Setting Up Media Queries: Specifying media types and features
A media query is made up of a media type, such as screen or print (the two most common), and an optional expression that checks for particular features, such as the height or width.
Here the media types supported on the iOS platform:
- all: Suitable for all devices
- print: Designed for print preview and for display when a page is printed
- screen: For content displayed on any screen
Don’t be confused by the Handheld media type, which is best for very limited cell phones and other devices with small screens, limited bandwidth, and monochrome displays that support only bitmapped graphics. iOS devices are categorized as screen media types.
Comment Tags are for notes
Note that the comment tags in the code below are optional. When you comment code in HTML, you use the <!– –> tags:
<!– comment here –!>
I include comment tags only to make the code easier for humans to read.
CSS Media Querie Example to Target Portrait and Landscape
This version uses 4 style sheets,
<!–iPad portrait –>
<link href=”css/ipadP.css” rel=”stylesheet” media=”only screen and (min-device-width: 768px) and (max-device-width: 1024px) and (orientation: portrait)”>
<!–iPad landscape –>
<link href=”css/ipadL.css” rel=”stylesheet” media=”only screen and (min-device-width: 768px) and (max-device-width: 1024px) and (orientation: landscape)”>
<!–iPhone portrait –>
<link href=”css/iphoneP.css” rel=”stylesheet” media=”only screen and (min-device-width: 320px) and (max-device-width: 480px) and (orientation: portrait)”>
<!–iPhone landscape –>
<link href=”css/iphoneL.css” rel=”stylesheet” media=”only screen and (min-device-width: 320px) and (max-device-width: 480px) and (orientation: landscape)“>
For more about designing for Apple’s wildly successful iPhone and iPad, please check out our book iPhone and iPad Web Design for Dummies.
CSS Media Queries from Dreamweaver CS6
The media queries created by Adobe Dreamweaver CS6 create 3 designs, with 3 sets of CSS style sheets, for desktop, tablet, and smart phone screen sizes
How to apply media queries with styles to HTML page designs
You can apply style sheets by linking them, importing them, or embedding them as internal styles into the head region of your page’s HTML. You can even target devices using inline styles — a handy option if you want to apply a specific rule only to certain devices (see the example in the “Creating inline style rules” section that follows).
You can use a combination of these options, and you can import, or link, multiple external style sheets to the same Web page. you’ve defined the media type with the media features you want to target, you specify how the styles should be applied to the page using one of the following options:
Targeting devices when linking external style sheets
The most common (and generally most recommended) option is to link external CSS style sheets to each HTML page. The code for the CSS and HTML are saved in separate files, and the <link> tag connects the two.
You can link multiple style sheets to one HTML page. For example, you can create one style sheet for styles that format text and another for layout styles. You can also create external style sheets for different purposes, such as one for print and one for screen display.
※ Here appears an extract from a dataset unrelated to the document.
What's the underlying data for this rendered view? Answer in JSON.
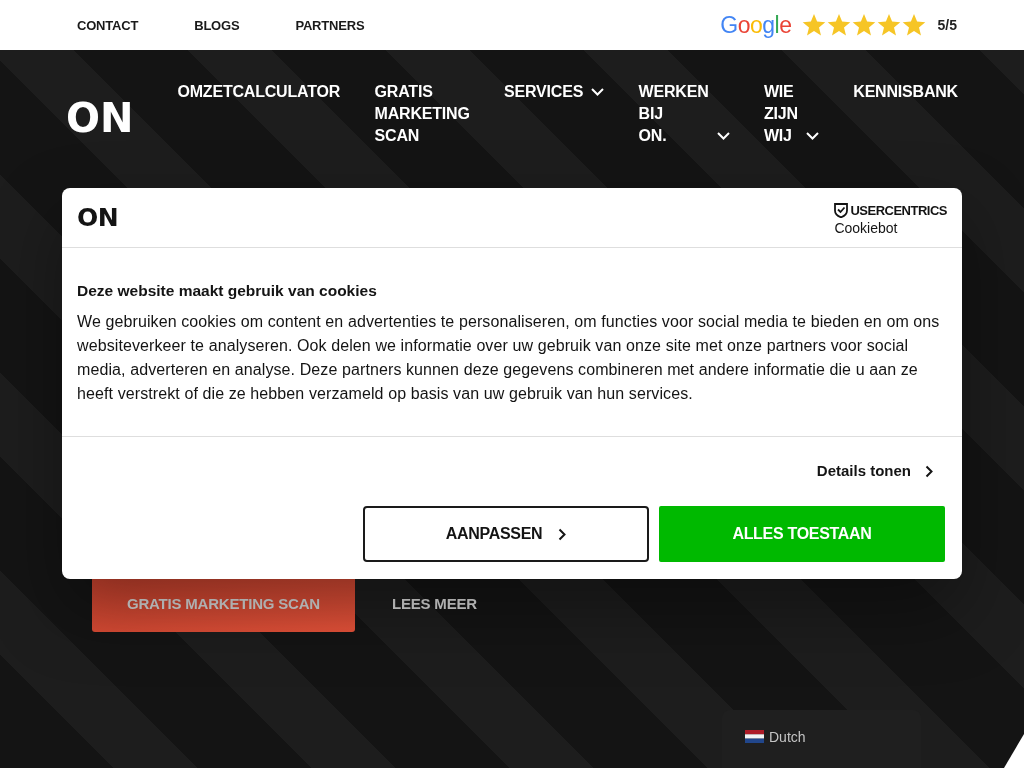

One of the biggest advantages of external style sheets is that they make it faster and easier to create new pages, and they make it possible to update styles across many pages at once. Note: You can attach more than one external style sheet to the same Web page.
Include the <link> tag within the <head> and close </head> tags at the top of the HTML code of a web page. The following example includes two style sheets @@md one designed for a computer screen and the other designed for print:
<link rel=”stylesheet” type=”text/css” media=”screen” href=”screenstyles.css”>
<link rel=”stylesheet” type=”text/css” media=”print” href=”printer.css”>
You can use a similar technique to target iPhone and iPad devices. Thus, in addition to (or instead of) the two previous style sheets for print and screen, you can link to style sheets that target the iPhone and iPad. This example links four separate style sheets to a web page, each designed for optimal display in the iPhone or iPad in landscape and portrait modes.